The future comes free in 2023

PHOTO: Bradley Gordon, Flickr CC-BY

“Grey’s Anatomy” is a lie, I tell myself. There is nothing less sexy than an actual hospital. Soiled linens. Tubes pumping who knows what into heaven knows where. Some patients gasp for life; others whine for a better breakfast. Beleaguered staff members might collapse in a heap were it not for the slurry of adrenaline and anxiety coursing through their veins.

People here don’t need wild TV sex, they need coffee. But the coffee maker is broken.

“Rats,” I say.

“Watch you mouth, stranger,” says an odd little doctor standing behind me.

“Sorry, it’s just that the …”

I notice the doctor’s brown fur and beady eyes.

“You’re not a doctor,” I say.

“You not where you belong,” rasps the otter, quickly shedding his lab coat and tiny spectacles. 

Indeed, under normal conditions this otter minion of the Oracle of the Sax-Zim Bog would wake me from my slumber at home. Instead, I am ensconced in a large metropolitan hospital tending to a family member.

“I can’t leave,” I say. “My presence comforts my ailing mother.” 

The otter jumps up and takes my hat. 

“No worry,” he says. “Me master of disguise. I sit with her.
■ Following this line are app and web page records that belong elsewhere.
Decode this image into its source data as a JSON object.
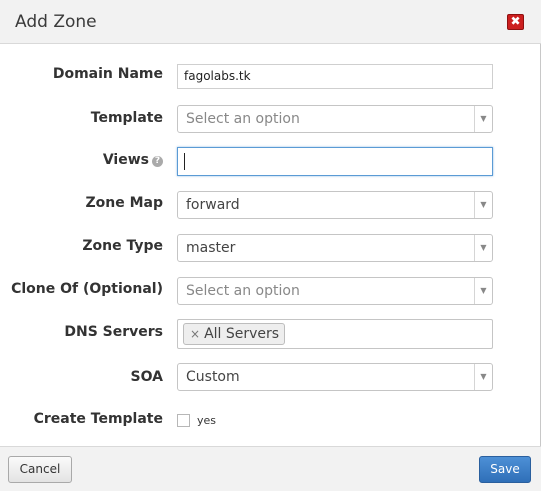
{
  "dialog": {
    "title": "Add Zone",
    "close_icon": "close-icon",
    "close_glyph": "✖"
  },
  "form": {
    "domain_name": {
      "label": "Domain Name",
      "value": "fagolabs.tk"
    },
    "template": {
      "label": "Template",
      "placeholder": "Select an option"
    },
    "views": {
      "label": "Views",
      "value": "",
      "help_icon": "question-circle-icon"
    },
    "zone_map": {
      "label": "Zone Map",
      "value": "forward"
    },
    "zone_type": {
      "label": "Zone Type",
      "value": "master"
    },
    "clone_of": {
      "label": "Clone Of (Optional)",
      "placeholder": "Select an option"
    },
    "dns_servers": {
      "label": "DNS Servers",
      "tags": [
        "All Servers"
      ],
      "tag_remove_glyph": "×"
    },
    "soa": {
      "label": "SOA",
      "value": "Custom"
    },
    "create_template": {
      "label": "Create Template",
      "checkbox_label": "yes",
      "checked": false
    }
  },
  "footer": {
    "cancel_label": "Cancel",
    "save_label": "Save"
  },
  "colors": {
    "close_button": "#cc1f1f",
    "save_button": "#3a7bc8",
    "focus_border": "#5b9bd5"
  }
}
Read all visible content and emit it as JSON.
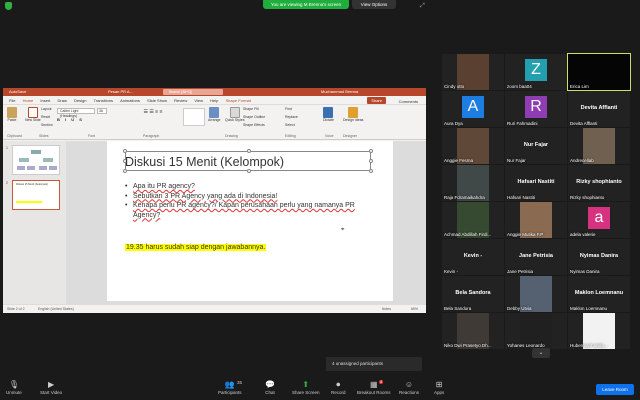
{
  "zoom_bar": {
    "viewing_text": "You are viewing M Brenna's screen",
    "view_options": "View Options"
  },
  "ppt": {
    "autosave": "AutoSave",
    "filename": "Pesan PR A...",
    "search_placeholder": "Search (Alt+Q)",
    "user": "Muchammad Brenna",
    "tabs": [
      "File",
      "Home",
      "Insert",
      "Draw",
      "Design",
      "Transitions",
      "Animations",
      "Slide Show",
      "Review",
      "View",
      "Help",
      "Shape Format"
    ],
    "share_label": "Share",
    "comments_label": "Comments",
    "ribbon": {
      "paste": "Paste",
      "new_slide": "New Slide",
      "layout": "Layout",
      "reset": "Reset",
      "section": "Section",
      "font": "Calibri Light (Headings)",
      "size": "36",
      "groups": [
        "Clipboard",
        "Slides",
        "Font",
        "Paragraph",
        "Drawing",
        "Editing",
        "Voice",
        "Designer"
      ],
      "arrange": "Arrange",
      "quick_styles": "Quick Styles",
      "shape_fill": "Shape Fill",
      "shape_outline": "Shape Outline",
      "shape_effects": "Shape Effects",
      "find": "Find",
      "replace": "Replace",
      "select": "Select",
      "dictate": "Dictate",
      "design_ideas": "Design Ideas"
    },
    "slide": {
      "title": "Diskusi 15 Menit (Kelompok)",
      "bullets": [
        "Apa itu PR agency?",
        "Sebutkan 3 PR Agency yang ada di Indonesia!",
        "Kenapa perlu PR agency?/ Kapan perusahaan perlu yang namanya PR Agency?"
      ],
      "highlight": "19.35 harus sudah siap dengan jawabannya."
    },
    "thumbs": [
      "1",
      "2"
    ],
    "thumb2_text": "Diskusi 15 Menit (Kelompok)",
    "status_left": "Slide 2 of 2",
    "status_lang": "English (United States)",
    "status_notes": "Notes",
    "zoom": "65%"
  },
  "participants": [
    {
      "name": "Cindy otto",
      "type": "photo",
      "color": "#5a4030"
    },
    {
      "name": "zoom baa04",
      "type": "avatar",
      "letter": "Z",
      "color": "#23a0b0"
    },
    {
      "name": "Erica Lim",
      "type": "dark",
      "color": "#050505"
    },
    {
      "name": "Aura Dya",
      "type": "avatar",
      "letter": "A",
      "color": "#1e7de0"
    },
    {
      "name": "Ruri Fahmadini",
      "type": "avatar",
      "letter": "R",
      "color": "#8e3db3"
    },
    {
      "name": "Devita Afflanti",
      "type": "label",
      "label": "Devita Afflanti"
    },
    {
      "name": "Anggie Fesma",
      "type": "photo",
      "color": "#604838"
    },
    {
      "name": "Nur Fajar",
      "type": "label",
      "label": "Nur Fajar"
    },
    {
      "name": "Andrecellab",
      "type": "photo",
      "color": "#706050"
    },
    {
      "name": "Raja Fdramaikahdra",
      "type": "photo",
      "color": "#404848"
    },
    {
      "name": "Hafsari Nastiti",
      "type": "label",
      "label": "Hafsari Nastiti"
    },
    {
      "name": "Rizky shophianto",
      "type": "label",
      "label": "Rizky shophianto"
    },
    {
      "name": "Achmad Abdillah Firdi...",
      "type": "photo",
      "color": "#354a30"
    },
    {
      "name": "Anggie Mutika F.P",
      "type": "photo",
      "color": "#8a6a50"
    },
    {
      "name": "adela valerie",
      "type": "avatar",
      "letter": "a",
      "color": "#d6327f"
    },
    {
      "name": "Kevin -",
      "type": "label",
      "label": "Kevin -"
    },
    {
      "name": "Jane Petrisia",
      "type": "label",
      "label": "Jane Petrisia"
    },
    {
      "name": "Nyimas Danira",
      "type": "label",
      "label": "Nyimas Danira"
    },
    {
      "name": "Bela Sandora",
      "type": "label",
      "label": "Bela Sandora"
    },
    {
      "name": "Debby Utvia",
      "type": "photo",
      "color": "#556070"
    },
    {
      "name": "Maklon Loemnanu",
      "type": "label",
      "label": "Maklon Loemnanu"
    },
    {
      "name": "Niko Dwi Prasetyo Dh...",
      "type": "photo",
      "color": "#403a36"
    },
    {
      "name": "Yohanes Leonardo",
      "type": "photo",
      "color": "#202020"
    },
    {
      "name": "Hubermarif ahilla...",
      "type": "photo",
      "color": "#f2f2f2"
    }
  ],
  "unassigned": "4 unassigned participants",
  "toolbar": {
    "unmute": "Unmute",
    "start_video": "Start Video",
    "participants": "Participants",
    "participants_count": "35",
    "chat": "Chat",
    "share_screen": "Share Screen",
    "record": "Record",
    "breakout": "Breakout Rooms",
    "breakout_badge": "4",
    "reactions": "Reactions",
    "apps": "Apps",
    "leave": "Leave Room"
  },
  "colors": {
    "ppt_red": "#b7472a",
    "zoom_green": "#1fae3d",
    "leave_blue": "#0e72ed",
    "highlight": "#ffff00"
  }
}
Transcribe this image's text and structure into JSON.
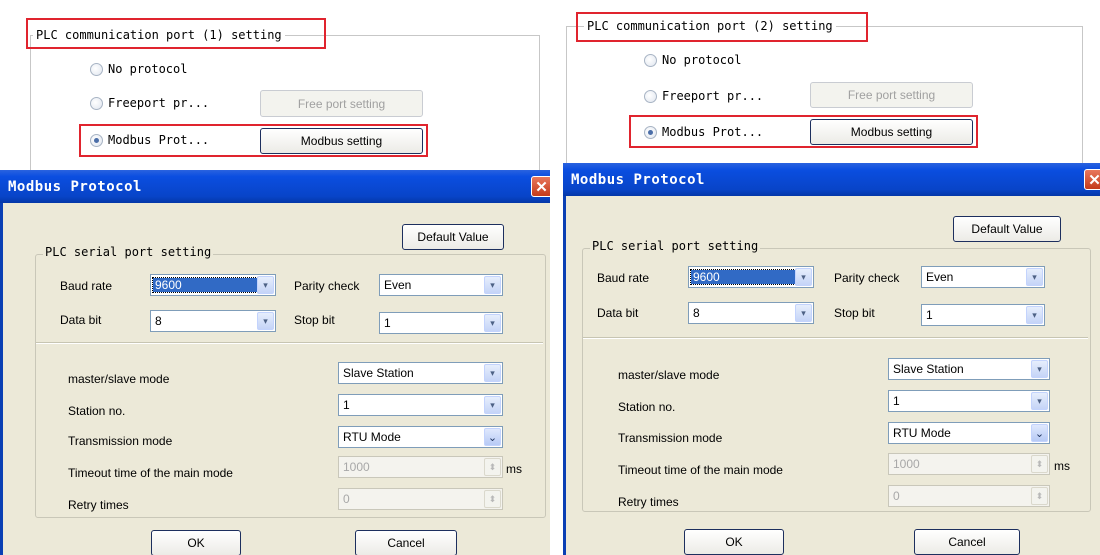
{
  "panels": [
    {
      "port_title": "PLC communication port (1) setting",
      "radios": [
        {
          "label": "No protocol",
          "checked": false
        },
        {
          "label": "Freeport pr...",
          "checked": false
        },
        {
          "label": "Modbus Prot...",
          "checked": true
        }
      ],
      "free_port_button": "Free port setting",
      "modbus_button": "Modbus setting",
      "dialog": {
        "title": "Modbus Protocol",
        "close_glyph": "✕",
        "default_button": "Default Value",
        "serial_group_title": "PLC serial port setting",
        "baud_label": "Baud rate",
        "baud_value": "9600",
        "parity_label": "Parity check",
        "parity_value": "Even",
        "databit_label": "Data bit",
        "databit_value": "8",
        "stopbit_label": "Stop bit",
        "stopbit_value": "1",
        "mode_label": "master/slave mode",
        "mode_value": "Slave Station",
        "station_label": "Station no.",
        "station_value": "1",
        "transmission_label": "Transmission mode",
        "transmission_value": "RTU Mode",
        "timeout_label": "Timeout time of the main mode",
        "timeout_value": "1000",
        "timeout_unit": "ms",
        "retry_label": "Retry times",
        "retry_value": "0",
        "ok_button": "OK",
        "cancel_button": "Cancel"
      }
    },
    {
      "port_title": "PLC communication port (2) setting",
      "radios": [
        {
          "label": "No protocol",
          "checked": false
        },
        {
          "label": "Freeport pr...",
          "checked": false
        },
        {
          "label": "Modbus Prot...",
          "checked": true
        }
      ],
      "free_port_button": "Free port setting",
      "modbus_button": "Modbus setting",
      "dialog": {
        "title": "Modbus Protocol",
        "close_glyph": "✕",
        "default_button": "Default Value",
        "serial_group_title": "PLC serial port setting",
        "baud_label": "Baud rate",
        "baud_value": "9600",
        "parity_label": "Parity check",
        "parity_value": "Even",
        "databit_label": "Data bit",
        "databit_value": "8",
        "stopbit_label": "Stop bit",
        "stopbit_value": "1",
        "mode_label": "master/slave mode",
        "mode_value": "Slave Station",
        "station_label": "Station no.",
        "station_value": "1",
        "transmission_label": "Transmission mode",
        "transmission_value": "RTU Mode",
        "timeout_label": "Timeout time of the main mode",
        "timeout_value": "1000",
        "timeout_unit": "ms",
        "retry_label": "Retry times",
        "retry_value": "0",
        "ok_button": "OK",
        "cancel_button": "Cancel"
      }
    }
  ],
  "icons": {
    "dropdown_arrow": "▾",
    "dropdown_arrow_strong": "⌄",
    "spin_arrows": "⬍"
  },
  "colors": {
    "highlight_red": "#e0242e",
    "titlebar_blue": "#0844c8",
    "dialog_face": "#ece9d8"
  }
}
You ride is downstairs.”

The otter gives me a valet parking ticket, which summons a sleek new electric vehicle to the curb outside the lobby. A critter behind the wheel motions for me to get in.

“Hello, Mr. Brown. My name is Elon Muskrat,” says the aptly named muskrat. He wears a t-shirt under a slim-fitted sport coat and flashes a smile featuring the long incisors common to the order Rodentia. Behind me I see a back seat full of silent attorneys. 

As soon as I’m buckled in, Muskrat applies the accelerator and starts talking. He won’t stop doing either for the next 47 minutes.

The car bursts through a snow bank on the edge of the parking lot.

“Have you considered the nature of consciousness?” asks the muskrat, rhetorically.

Our vehicle smashes into a pet store before driving out the other side. Thousands of caged birds flutter into the frigid winter air.

“Disruption creates opportunity,” he says, deploying windshield wipers to clear away frozen parakeets.

The lawyers begin shoveling cash out the windows like coal into the boiler of a century-old steam engine. I’m impressed with their rhythm. They’ve done this before.

We speed onto the tarmac of a private air field, into the cargo hold of an idling jet. I’m confused about the location so I dropped a pin on my phone map. The muskrat starts shrieking when he sees this. One of the lawyers takes my phone, shaking his head in stern disapproval. The lawyers calm him down with bitcoin crystals, which look like rock candy.

The jet takes off while my new muskrat friend explains how unsecured online polls should replace federal elections. He also tells me why he’s the one taking me to the bog.”

“I invest in the future,” he says. “That means I need the Oracle of the Sax-Zim Bog. But she said she wouldn’t talk to me until I brought the otter to St. Paul to retrieve you from the hospital.”

I chuckle at the Oracle’s humor, and the cost-savings she realizes when she doesn’t have to pay the otter to make his typical claptrap steampunk transportation device.

The airplane lands on St. Louis County Highway 7, three miles south of the 947th power pole. Elon Muskrat gazes out the window as I walk the familiar path into the scrub brush to the Oracle’s sod hut. The Oracle stands resplendent in her gown of green amid the stark white of this year’s heavy snow. She nods approvingly as I cop a squat on her peat love seat.

“Technological breakthroughs will bring hope, but also layoffs, to the mining industry,” she begins. “The winter will bring record-breaking snow accumulation and sudden flooding in the spring. The need for housing coupled with the remote working trend will lead to a local construction boom. A northeastern Minnesota school will win a state hockey championship ensuring that a new generation will never stop talking about past sports glory.”

She stops to take a sip of tamarack tea.

“It’s Hermantown, isn’t it?” I ask.

“Of course it’s Hermantown,” she replies. “What do you think this is, a Disney movie?”

What about Mr. Muskrat? He seems to think he can buy the future.

She smiles. 

“The future is not for sale. We each own a piece of it.”

I wonder how well the muskrat will take this news as I make my way out of the swamp. I’ve got a lot of miles to cover.

Aaron J. Brown

Aaron J. Brown is an author and college instructor from northern Minnesota’s Iron Range. He writes the blog and co-hosts the podcast “Power in the Wilderness” on Northern Community Radio. This piece first appeared in the Saturday, Jan. 7, 2023 edition of the Mesabi Tribune.



  1. Elanne Palcich says

    Wow–you covered a lot of ground here…

Speak Your Mind


This site uses Akismet to reduce spam. Learn how your comment data is processed.